[Task inputs — start]
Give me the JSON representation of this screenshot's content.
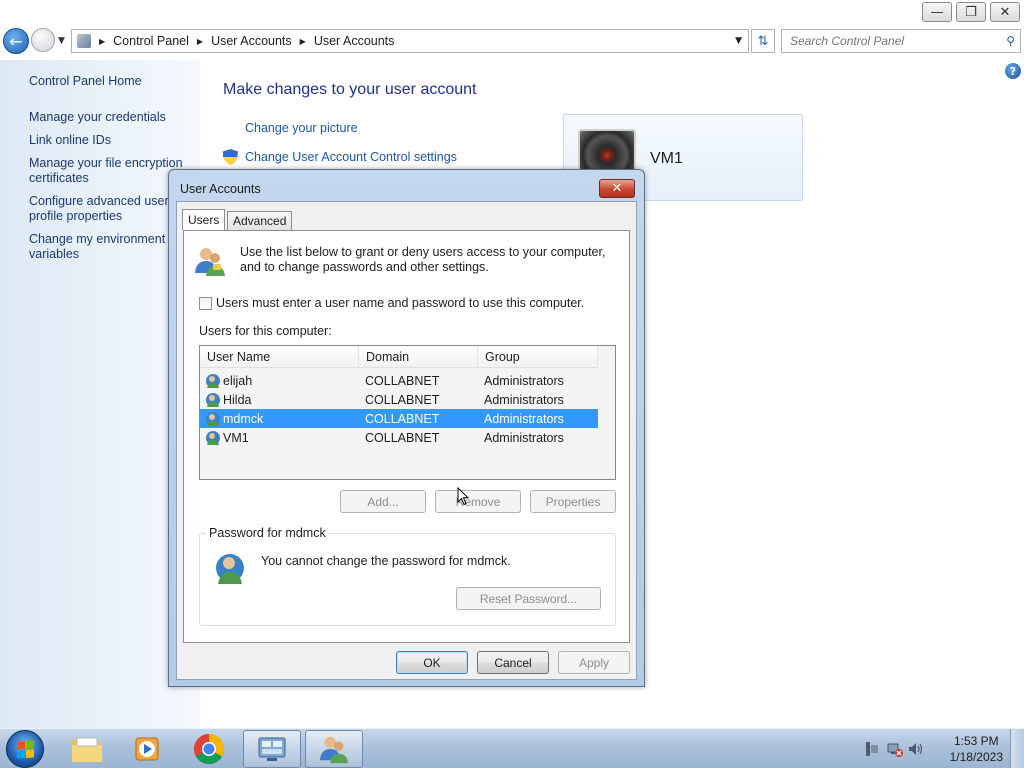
{
  "window": {
    "minimize_glyph": "—",
    "restore_glyph": "❐",
    "close_glyph": "✕"
  },
  "navbar": {
    "breadcrumb": [
      "Control Panel",
      "User Accounts",
      "User Accounts"
    ],
    "search_placeholder": "Search Control Panel"
  },
  "sidebar": {
    "items": [
      {
        "label": "Control Panel Home"
      },
      {
        "label": "Manage your credentials"
      },
      {
        "label": "Link online IDs"
      },
      {
        "label": "Manage your file encryption certificates"
      },
      {
        "label": "Configure advanced user profile properties"
      },
      {
        "label": "Change my environment variables"
      }
    ]
  },
  "main": {
    "title": "Make changes to your user account",
    "links": [
      {
        "label": "Change your picture"
      },
      {
        "label": "Change User Account Control settings"
      }
    ],
    "user_card": {
      "name": "VM1"
    },
    "help_glyph": "?"
  },
  "dialog": {
    "title": "User Accounts",
    "close_glyph": "✕",
    "tabs": [
      {
        "label": "Users",
        "active": true
      },
      {
        "label": "Advanced",
        "active": false
      }
    ],
    "intro_text": "Use the list below to grant or deny users access to your computer, and to change passwords and other settings.",
    "checkbox_label": "Users must enter a user name and password to use this computer.",
    "checkbox_checked": false,
    "list_label": "Users for this computer:",
    "columns": [
      "User Name",
      "Domain",
      "Group"
    ],
    "rows": [
      {
        "name": "elijah",
        "domain": "COLLABNET",
        "group": "Administrators",
        "selected": false
      },
      {
        "name": "Hilda",
        "domain": "COLLABNET",
        "group": "Administrators",
        "selected": false
      },
      {
        "name": "mdmck",
        "domain": "COLLABNET",
        "group": "Administrators",
        "selected": true
      },
      {
        "name": "VM1",
        "domain": "COLLABNET",
        "group": "Administrators",
        "selected": false
      }
    ],
    "list_buttons": {
      "add": "Add...",
      "remove": "Remove",
      "properties": "Properties"
    },
    "password_group": {
      "label": "Password for mdmck",
      "message": "You cannot change the password for mdmck.",
      "reset_button": "Reset Password..."
    },
    "footer": {
      "ok": "OK",
      "cancel": "Cancel",
      "apply": "Apply"
    }
  },
  "taskbar": {
    "clock_time": "1:53 PM",
    "clock_date": "1/18/2023"
  },
  "colors": {
    "selection": "#3399ff",
    "link": "#1f57a6",
    "title": "#1e3287"
  }
}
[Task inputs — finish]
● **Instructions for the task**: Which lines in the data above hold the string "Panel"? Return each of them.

● **Exercise result**:
      "Control Panel",
    "search_placeholder": "Search Control Panel"
        "label": "Control Panel Home"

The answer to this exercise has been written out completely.